Bunko Kelly and the Funeral Parlor
retold by S.E. Schlosser
It seems the infamous crimper Bunko Kelly was commissioned one night by a ship's captain to find him - by hook or by crook - 17 men to sail his ship to Shanghai and back. Kelly went on his usual rounds of the local inns and taverns, looking for drunkards to kidnap and send to sea. But he wasn't having any luck.
On his way to yet another bar, he passed the local funeral home. As he neared the opening for the cellar steps which led up to the sidewalk, he heard the sound of men's voices groaning either in pain or ecstasy; Kelly couldn't tell which. Intrigued, Bunko Kelly went down the steps to investigate. He found 22 men scattered around the cellar, slumped around a huge keg in the middle of the floor. They had obviously been drinking from it, and were now suffering from a massive hangover of some sort. A sniff of the keg told Kelly the men - who apparently thought they'd broken into the cellar of the pub next door - had been drinking embalming fluid all evening. All of them were dying.
In this gruesome situation, Kelly decided he'd found a solution to his problem. He'd dump all the men onto his crimping cart, take them down to the dock, throw them into the waiting canoes, and give them to the ship's captain as sailors. He'd get paid - which was all that mattered to him - and the captain would have a crew. At least for one evening!
To think was to act for Bunko Kelly. Quick as a wink, his employees had loaded the men onto the cart, taken them to the canoes, and Kelly was standing on the prow of a canoe, negotiating with the captain to take 22 men instead of the 17 he'd requested. All or none, Kelly told the sea captain. Reluctantly, the captain agreed. He loaded the semi-conscious, groaning men into his hold and set sail up the Willamette River to the Columbia, and from there to the sea.
So Bunko Kelly got paid after all. And the sea captain? Well, when he arrived in Astoria, he put in a request for 17 more sailors to take his ship to Shanghai. Must have given him quite a shock to go down into the hold of the ship and find 22 bodies where his able-bodied sailors should have been.
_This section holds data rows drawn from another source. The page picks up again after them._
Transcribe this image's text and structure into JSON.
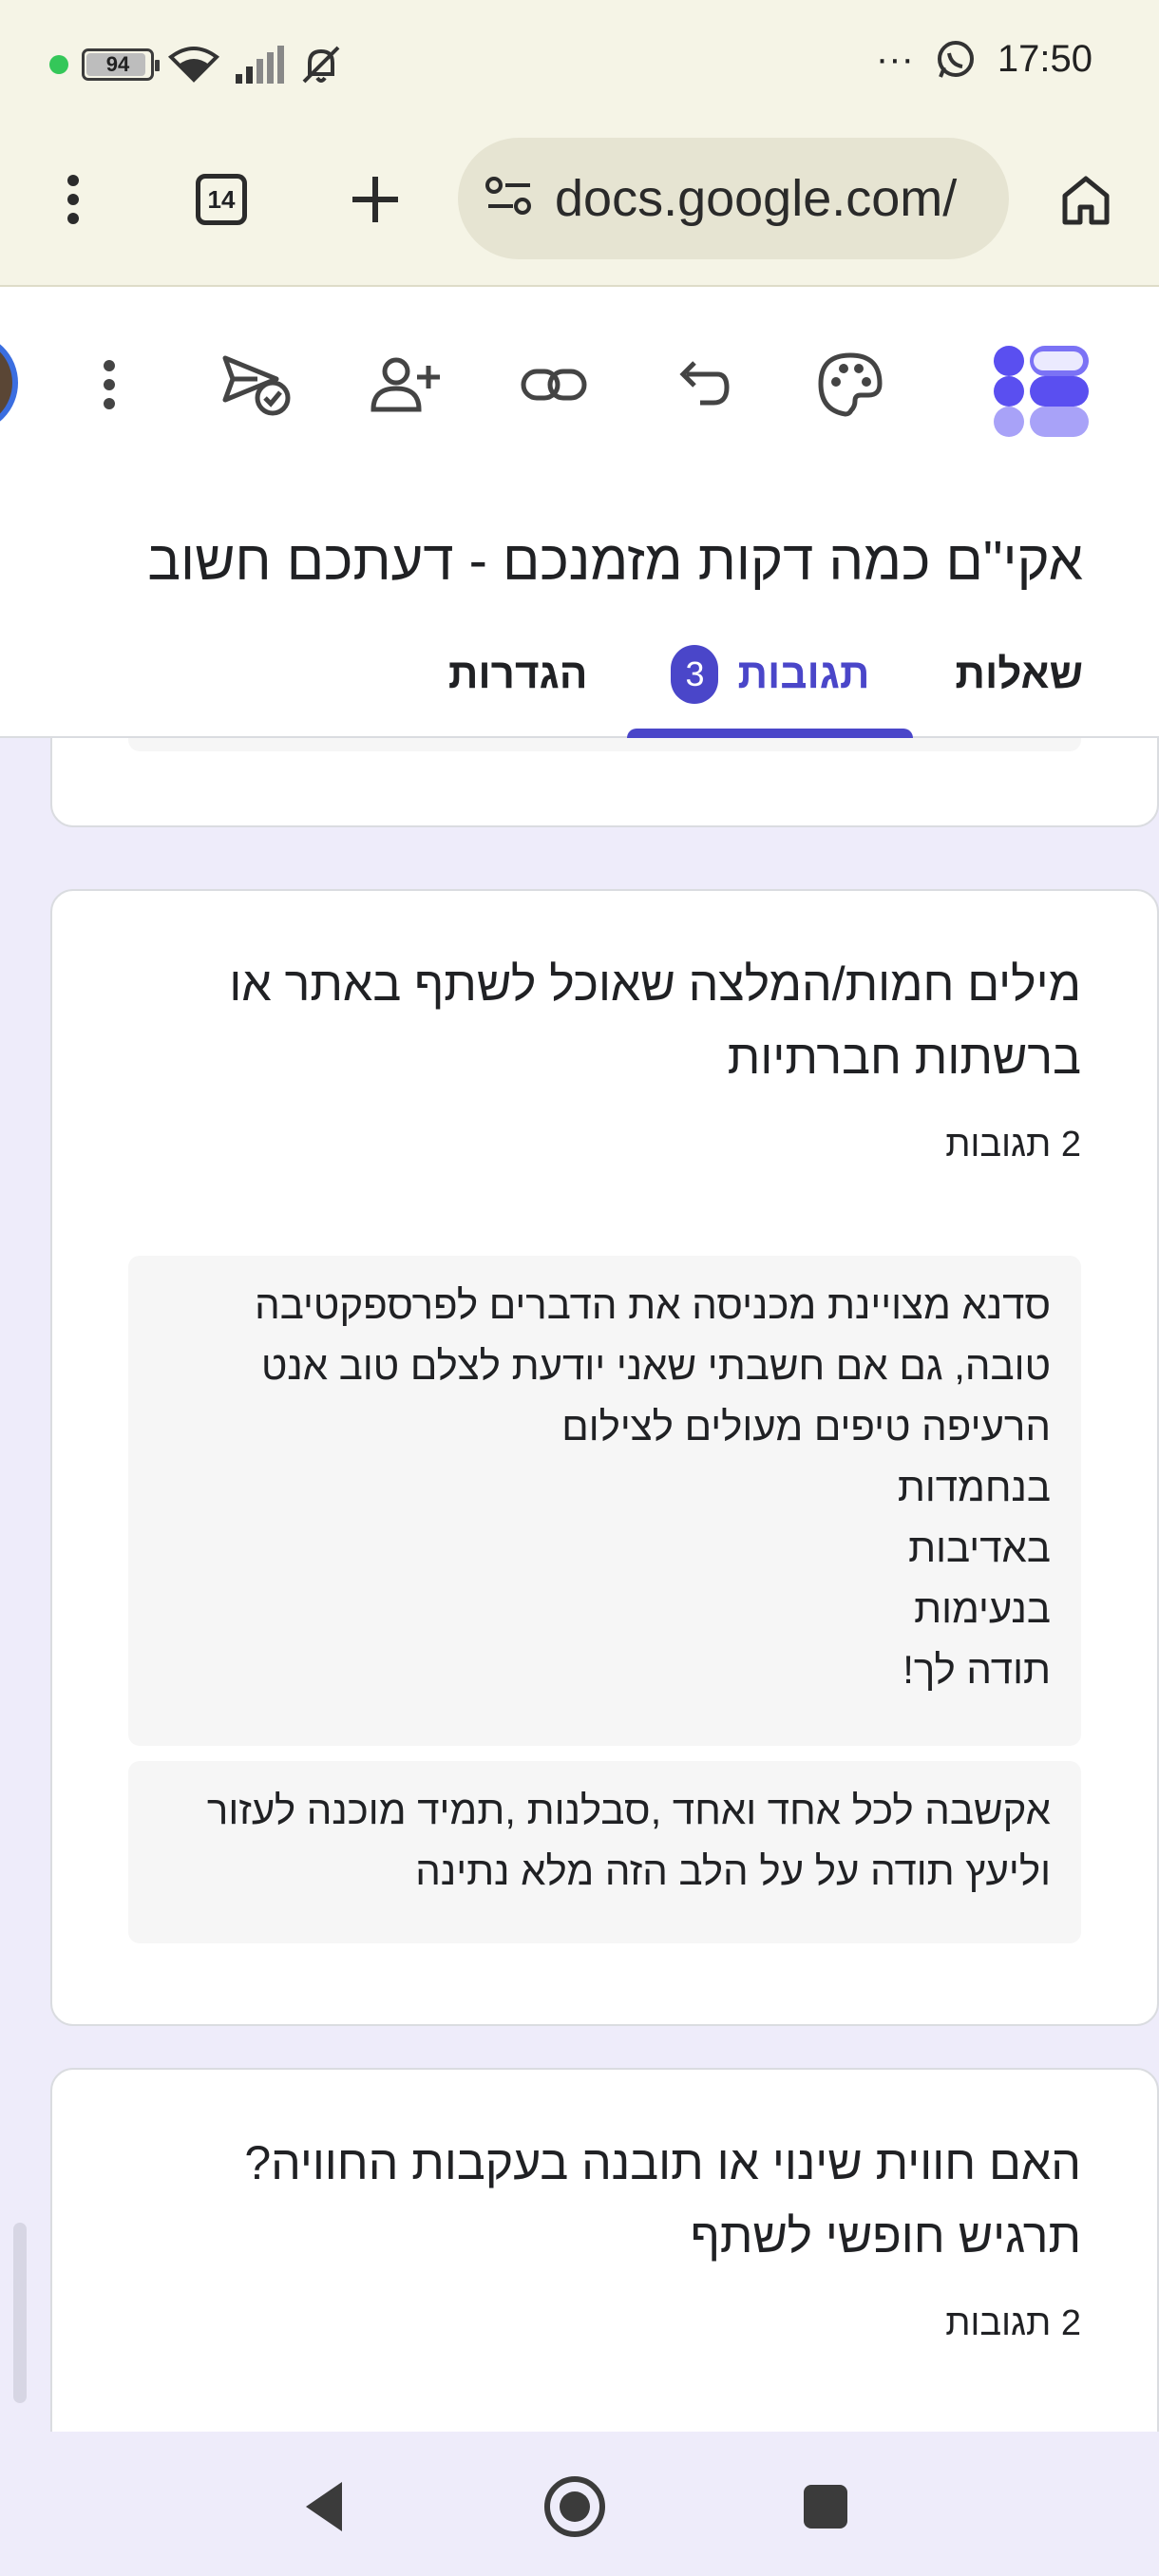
{
  "status_bar": {
    "battery": "94",
    "battery_level": 0.94,
    "time": "17:50",
    "more": "···"
  },
  "browser": {
    "url": "docs.google.com/",
    "tab_count": "14"
  },
  "form": {
    "title": "אקי\"ם כמה דקות מזמנכם - דעתכם חשוב",
    "tabs": {
      "questions": "שאלות",
      "responses": "תגובות",
      "responses_badge": "3",
      "settings": "הגדרות"
    }
  },
  "cards": [
    {
      "question": "מילים חמות/המלצה שאוכל לשתף באתר או ברשתות חברתיות",
      "response_count": "2 תגובות",
      "responses": [
        "סדנא מצויינת מכניסה את הדברים לפרספקטיבה טובה, גם אם חשבתי שאני יודעת לצלם טוב אנט הרעיפה טיפים מעולים לצילום\nבנחמדות\nבאדיבות\nבנעימות\nתודה לך!",
        "אקשבה לכל אחד ואחד ,סבלנות ,תמיד מוכנה לעזור וליעץ תודה על על הלב הזה מלא נתינה"
      ]
    },
    {
      "question": "האם חווית שינוי או תובנה בעקבות החוויה? תרגיש חופשי לשתף",
      "response_count": "2 תגובות"
    }
  ],
  "colors": {
    "accent": "#4a46c9",
    "background": "#eeecfa",
    "chrome": "#f5f4e6"
  }
}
Still, he managed to get rid of the bodies somehow without causing a fuss, because no investigation was ever made into the disappearance of the fellows who snuck into the funeral parlor that unlucky night.